▶ [ASSIGNED TASK] Give back all of the records exactly.

▶ [DATA FOR REVIEW]

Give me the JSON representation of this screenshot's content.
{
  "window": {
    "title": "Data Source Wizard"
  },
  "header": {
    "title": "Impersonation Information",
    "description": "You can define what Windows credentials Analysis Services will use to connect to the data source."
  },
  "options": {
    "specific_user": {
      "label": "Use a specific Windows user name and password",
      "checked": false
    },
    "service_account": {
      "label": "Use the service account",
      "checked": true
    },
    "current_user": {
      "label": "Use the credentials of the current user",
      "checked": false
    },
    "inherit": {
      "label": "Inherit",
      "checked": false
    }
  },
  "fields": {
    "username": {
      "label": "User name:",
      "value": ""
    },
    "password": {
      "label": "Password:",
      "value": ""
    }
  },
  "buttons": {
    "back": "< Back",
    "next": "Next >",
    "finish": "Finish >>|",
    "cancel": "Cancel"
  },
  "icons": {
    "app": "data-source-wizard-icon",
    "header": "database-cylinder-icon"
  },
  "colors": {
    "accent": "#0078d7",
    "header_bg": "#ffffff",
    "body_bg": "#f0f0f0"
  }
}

▶ [YOUR RESPONSE]
Give me the JSON representation of this screenshot's content.
{
  "window": {
    "title": "Data Source Wizard"
  },
  "header": {
    "title": "Impersonation Information",
    "description": "You can define what Windows credentials Analysis Services will use to connect to the data source."
  },
  "options": {
    "specific_user": {
      "label": "Use a specific Windows user name and password",
      "checked": false
    },
    "service_account": {
      "label": "Use the service account",
      "checked": true
    },
    "current_user": {
      "label": "Use the credentials of the current user",
      "checked": false
    },
    "inherit": {
      "label": "Inherit",
      "checked": false
    }
  },
  "fields": {
    "username": {
      "label": "User name:",
      "value": ""
    },
    "password": {
      "label": "Password:",
      "value": ""
    }
  },
  "buttons": {
    "back": "< Back",
    "next": "Next >",
    "finish": "Finish >>|",
    "cancel": "Cancel"
  },
  "icons": {
    "app": "data-source-wizard-icon",
    "header": "database-cylinder-icon"
  },
  "colors": {
    "accent": "#0078d7",
    "header_bg": "#ffffff",
    "body_bg": "#f0f0f0"
  }
}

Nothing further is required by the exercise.